To explain that a little better, consider the sentence: "We are reading a book to them." Here, "them" acts as an indirect object. The book is the direct object, because it's the thing that's actually being read. The verb "to read" acts on the book directly.
Now consider the sentence "We are reading them." Here, "them" is the direct object, the thing the verb acts on, the thing being read. In English, it's the same word, but French makes the distinction explicit. As piguy3 said, you use "les" for direct plural objects and "leur" for indirect ones.
"Those" is actually the English distal plural demonstrative (that is, the plural form of "that"). Grammatically, it can function as a pronoun in many of the same contexts as "them", but you wouldn't normally use it that way with reference to a group of people.
I think you've got the general idea right, but some problems arise with the specific phrasing. "lui" is for singular indirect objects (those to whom something is e.g. read or given); "leur" is for plural indirect objects.
Whether this precisely correlates to à + something is a different matter. See, among other potential issues, relox84's response to RedTyphoon.

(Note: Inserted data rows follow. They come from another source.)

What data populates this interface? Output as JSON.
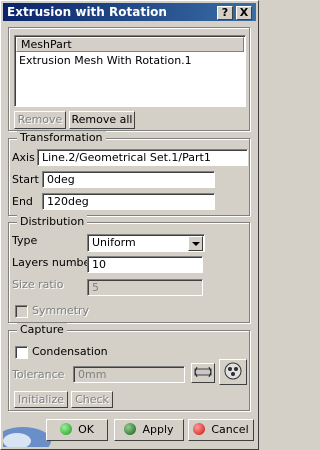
{
  "window": {
    "title": "Extrusion with Rotation",
    "help_btn": "?",
    "close_btn": "X"
  },
  "list": {
    "header": "MeshPart",
    "items": [
      "Extrusion Mesh With Rotation.1"
    ]
  },
  "list_buttons": {
    "remove": "Remove",
    "remove_all": "Remove all"
  },
  "transformation": {
    "title": "Transformation",
    "axis_label": "Axis",
    "axis_value": "Line.2/Geometrical Set.1/Part1",
    "start_label": "Start",
    "start_value": "0deg",
    "end_label": "End",
    "end_value": "120deg"
  },
  "distribution": {
    "title": "Distribution",
    "type_label": "Type",
    "type_value": "Uniform",
    "layers_label": "Layers number",
    "layers_value": "10",
    "size_ratio_label": "Size ratio",
    "size_ratio_value": "5",
    "symmetry_label": "Symmetry"
  },
  "capture": {
    "title": "Capture",
    "condensation_label": "Condensation",
    "tolerance_label": "Tolerance",
    "tolerance_value": "0mm",
    "initialize": "Initialize",
    "check": "Check"
  },
  "footer": {
    "ok": "OK",
    "apply": "Apply",
    "cancel": "Cancel"
  },
  "colors": {
    "title_start": "#0a246a",
    "title_end": "#3a6ea5",
    "ok_dot": "#1a9a1a",
    "apply_dot": "#1a5a1a",
    "cancel_dot": "#d01010"
  }
}
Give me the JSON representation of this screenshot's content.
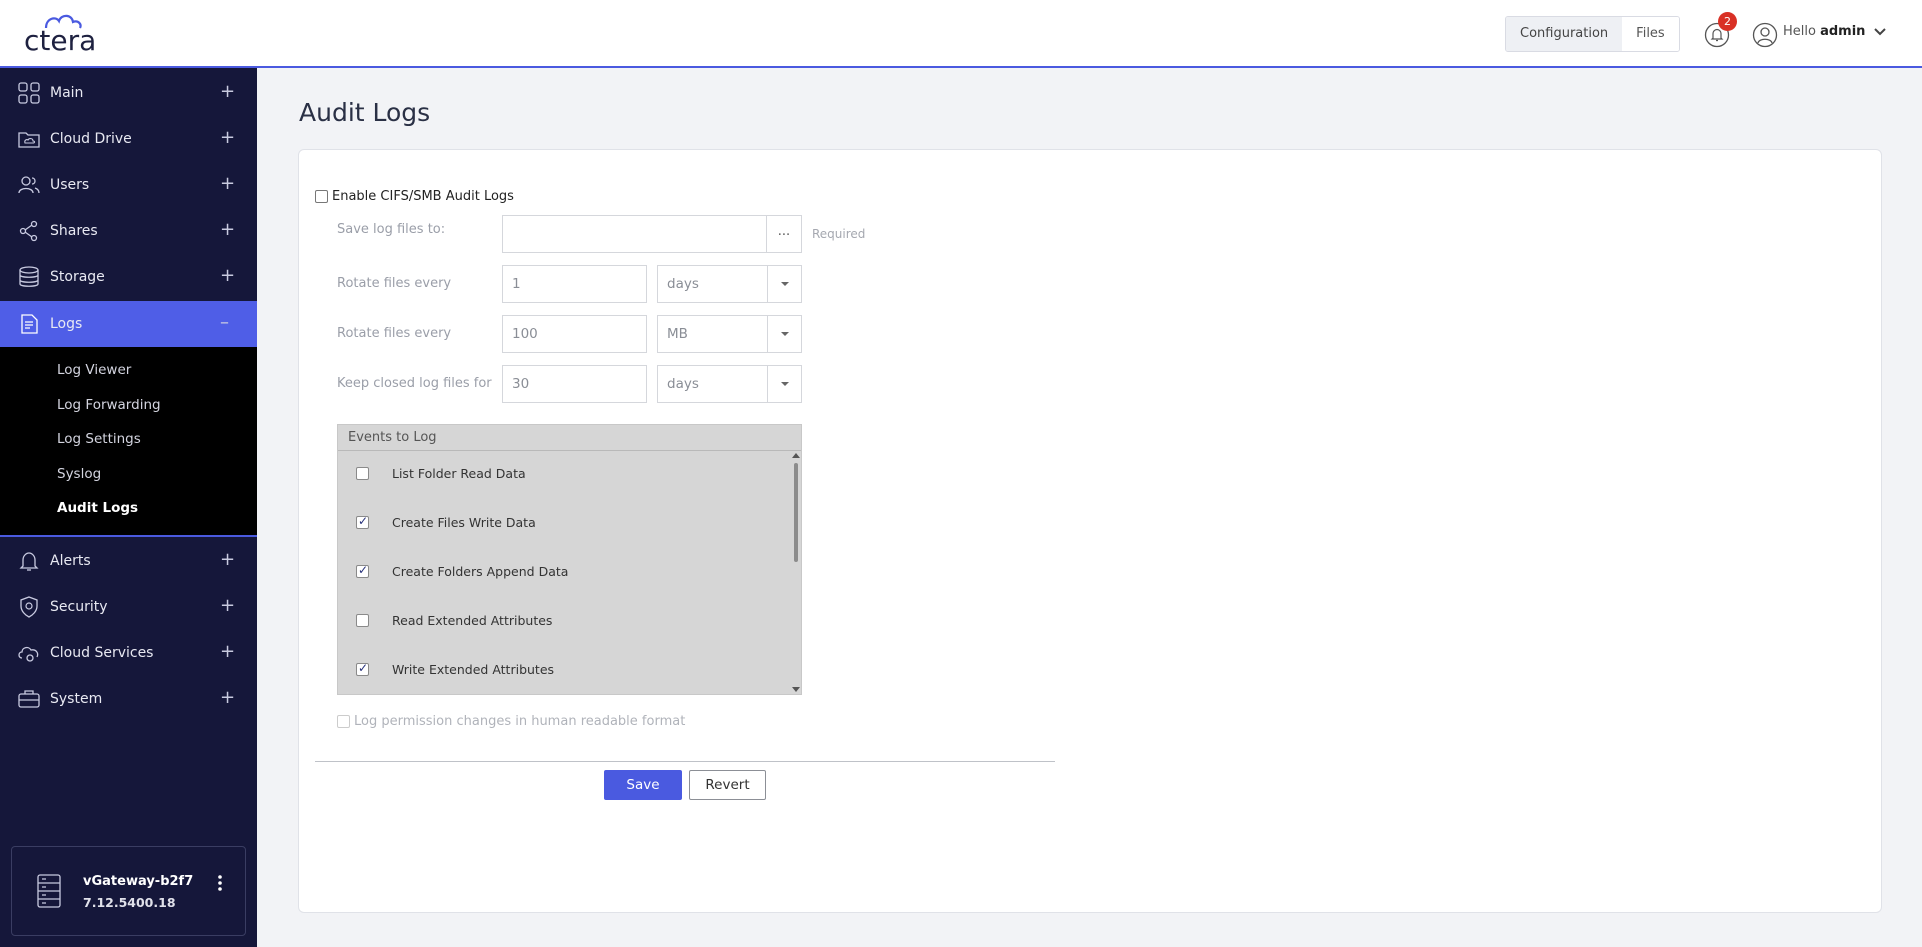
{
  "header": {
    "logo": "ctera",
    "modes": [
      "Configuration",
      "Files"
    ],
    "active_mode": "Configuration",
    "notification_count": "2",
    "greeting": "Hello",
    "username": "admin"
  },
  "sidebar": {
    "items": [
      {
        "label": "Main",
        "icon": "grid-icon"
      },
      {
        "label": "Cloud Drive",
        "icon": "cloud-folder-icon"
      },
      {
        "label": "Users",
        "icon": "users-icon"
      },
      {
        "label": "Shares",
        "icon": "share-icon"
      },
      {
        "label": "Storage",
        "icon": "storage-icon"
      },
      {
        "label": "Logs",
        "icon": "logs-icon"
      },
      {
        "label": "Alerts",
        "icon": "bell-icon"
      },
      {
        "label": "Security",
        "icon": "shield-icon"
      },
      {
        "label": "Cloud Services",
        "icon": "cloud-gear-icon"
      },
      {
        "label": "System",
        "icon": "briefcase-icon"
      }
    ],
    "logs_submenu": [
      "Log Viewer",
      "Log Forwarding",
      "Log Settings",
      "Syslog",
      "Audit Logs"
    ],
    "active_subitem": "Audit Logs",
    "device": {
      "name": "vGateway-b2f7",
      "version": "7.12.5400.18"
    }
  },
  "page": {
    "title": "Audit Logs",
    "enable_label": "Enable CIFS/SMB Audit Logs",
    "save_log_label": "Save log files to:",
    "save_log_value": "",
    "browse_label": "...",
    "required_label": "Required",
    "rotate_time_label": "Rotate files every",
    "rotate_time_value": "1",
    "rotate_time_unit": "days",
    "rotate_size_label": "Rotate files every",
    "rotate_size_value": "100",
    "rotate_size_unit": "MB",
    "keep_label": "Keep closed log files for",
    "keep_value": "30",
    "keep_unit": "days",
    "events_header": "Events to Log",
    "events": [
      {
        "label": "List Folder Read Data",
        "checked": false
      },
      {
        "label": "Create Files Write Data",
        "checked": true
      },
      {
        "label": "Create Folders Append Data",
        "checked": true
      },
      {
        "label": "Read Extended Attributes",
        "checked": false
      },
      {
        "label": "Write Extended Attributes",
        "checked": true
      }
    ],
    "perm_label": "Log permission changes in human readable format",
    "save_button": "Save",
    "revert_button": "Revert"
  },
  "colors": {
    "accent": "#4f5ee7",
    "sidebar": "#15173a",
    "badge": "#d93025"
  }
}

nous leur lisons un livre is the correct translation for this sentence Duo's correction for this exercise is wrong. vous leur avons lu un livre... it is past tense. the sentence here is present tense. I have received the wrong correction because I made a word order mistake.